He said, at the time, he had asked former city planner Lowell Garrett if he could make changes to the structure and was told he didn’t need a permit. Now, the couple faces a possible fine for not having a permit.

“We tried to explain that we legally hadn't done anything wrong because the man said it was alright,” David Fogg said. "If I had knew I had to get a permit, I would have done it.”

Bryan Thomas, Newberry planning and economic development director, said the Amish Store is residentially zoned, making the use of the land for commercial purposes unapproved. However, due to the length of time that they have been doing business there, Thomas said, the Foggs’ store is grandfathered in, providing the original structure doesn’t change. The issues arose when the couple wanted to expand the current store and the department discovered the Foggs had replaced the original structure.
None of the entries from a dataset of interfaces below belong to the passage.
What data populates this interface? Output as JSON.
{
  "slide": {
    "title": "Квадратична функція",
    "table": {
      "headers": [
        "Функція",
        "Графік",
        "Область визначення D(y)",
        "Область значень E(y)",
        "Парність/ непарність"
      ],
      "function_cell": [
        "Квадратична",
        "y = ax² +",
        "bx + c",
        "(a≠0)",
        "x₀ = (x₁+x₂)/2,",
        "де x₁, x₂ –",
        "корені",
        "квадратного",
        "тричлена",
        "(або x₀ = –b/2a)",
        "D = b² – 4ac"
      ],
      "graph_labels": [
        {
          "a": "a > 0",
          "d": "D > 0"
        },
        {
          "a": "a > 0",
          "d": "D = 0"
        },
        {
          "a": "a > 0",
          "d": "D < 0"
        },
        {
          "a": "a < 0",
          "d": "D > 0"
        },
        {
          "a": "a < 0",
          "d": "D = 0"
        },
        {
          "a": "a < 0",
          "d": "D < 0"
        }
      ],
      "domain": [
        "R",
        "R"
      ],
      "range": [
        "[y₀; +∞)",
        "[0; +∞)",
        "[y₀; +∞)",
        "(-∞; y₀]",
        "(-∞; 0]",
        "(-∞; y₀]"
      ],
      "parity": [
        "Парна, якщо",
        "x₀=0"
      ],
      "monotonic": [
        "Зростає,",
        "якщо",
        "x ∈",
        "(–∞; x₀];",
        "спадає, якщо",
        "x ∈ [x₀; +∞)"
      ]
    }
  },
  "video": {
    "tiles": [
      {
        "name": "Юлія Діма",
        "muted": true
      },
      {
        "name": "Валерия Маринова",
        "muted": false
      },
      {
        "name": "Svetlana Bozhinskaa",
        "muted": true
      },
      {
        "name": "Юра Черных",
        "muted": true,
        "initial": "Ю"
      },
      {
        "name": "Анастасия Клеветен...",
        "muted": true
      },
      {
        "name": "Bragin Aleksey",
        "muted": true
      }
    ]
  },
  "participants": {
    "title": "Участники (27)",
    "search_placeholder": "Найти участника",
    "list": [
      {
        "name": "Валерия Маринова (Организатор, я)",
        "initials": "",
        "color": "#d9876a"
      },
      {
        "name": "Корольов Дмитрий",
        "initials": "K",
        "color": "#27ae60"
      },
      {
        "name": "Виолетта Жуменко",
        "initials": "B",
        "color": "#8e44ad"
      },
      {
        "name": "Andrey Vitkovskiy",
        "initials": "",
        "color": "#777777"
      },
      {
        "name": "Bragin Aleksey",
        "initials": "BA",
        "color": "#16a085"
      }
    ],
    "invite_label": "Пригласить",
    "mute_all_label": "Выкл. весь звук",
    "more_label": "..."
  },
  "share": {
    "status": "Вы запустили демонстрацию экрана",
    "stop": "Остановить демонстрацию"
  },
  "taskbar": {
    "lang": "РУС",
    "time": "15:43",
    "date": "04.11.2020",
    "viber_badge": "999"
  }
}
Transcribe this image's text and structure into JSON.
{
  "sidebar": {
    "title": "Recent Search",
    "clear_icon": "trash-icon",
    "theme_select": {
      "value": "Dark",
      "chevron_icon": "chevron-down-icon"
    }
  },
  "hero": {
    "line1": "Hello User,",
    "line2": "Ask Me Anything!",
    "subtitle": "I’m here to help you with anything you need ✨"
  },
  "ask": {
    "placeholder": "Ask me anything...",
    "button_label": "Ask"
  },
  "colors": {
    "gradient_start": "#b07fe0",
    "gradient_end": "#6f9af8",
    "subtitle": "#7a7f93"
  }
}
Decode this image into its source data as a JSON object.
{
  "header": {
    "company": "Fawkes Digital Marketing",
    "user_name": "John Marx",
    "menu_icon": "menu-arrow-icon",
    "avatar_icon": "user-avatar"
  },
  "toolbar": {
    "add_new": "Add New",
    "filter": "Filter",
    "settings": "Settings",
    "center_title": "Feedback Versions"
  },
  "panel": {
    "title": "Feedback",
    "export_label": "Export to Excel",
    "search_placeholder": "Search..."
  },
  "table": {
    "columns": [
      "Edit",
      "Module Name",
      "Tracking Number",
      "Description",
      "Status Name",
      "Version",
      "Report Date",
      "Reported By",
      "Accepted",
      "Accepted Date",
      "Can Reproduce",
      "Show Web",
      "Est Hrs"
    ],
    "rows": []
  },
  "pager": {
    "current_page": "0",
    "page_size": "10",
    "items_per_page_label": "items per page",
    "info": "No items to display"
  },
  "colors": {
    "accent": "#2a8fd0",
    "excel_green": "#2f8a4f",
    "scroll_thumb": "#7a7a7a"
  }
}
Newberry code of ordinances prohibit the expansion of a nonconforming use of property, Thomas said. The current building does not have a bathroom or a wheelchair ramp, which are required.

In addition to the cost of fixing the store to be in compliance with city codes, Thomas said Fogg would need to rezone the property for commercial use, which would cost about $1,700.

“We’re hoping they’re not going to close,” Thomas said. “It’s been here in the community for years and years. We’re actually trying to work with them.”

Fogg said he is frustrated with all the rules and can’t afford the cost of fixing his store.

“I did twenty years in the military and we didn't have as many rules in the military as we do in Newberry," David Fogg said.

Held said she learned about the store closing from Fogg and thinks the community is losing a long-standing business, which is a part of the history of Newberry.

“I think it’s unfortunate that this has happened and is definitely saddening and disappointing because they are just honest and very kind and generous people,” she said. “You just don’t come across that every day. I wish the city of Newberry would have tried to work with them a little bit.”

Despite the store closing, the Foggs have decided to move forward with their business in Chiefland, about 23 miles away. They will open a produce stand in the Chiefland Farmers Flea Market.

"I think it's gonna be great. We're gonna be happy because, first of all, we're going to be together,” he said. “I feel like we've had a lot of success here because of that reason: (Christ’s) been good."

Correction: One of the photo captions was corrected to say the Foggs have owned their store for eight years.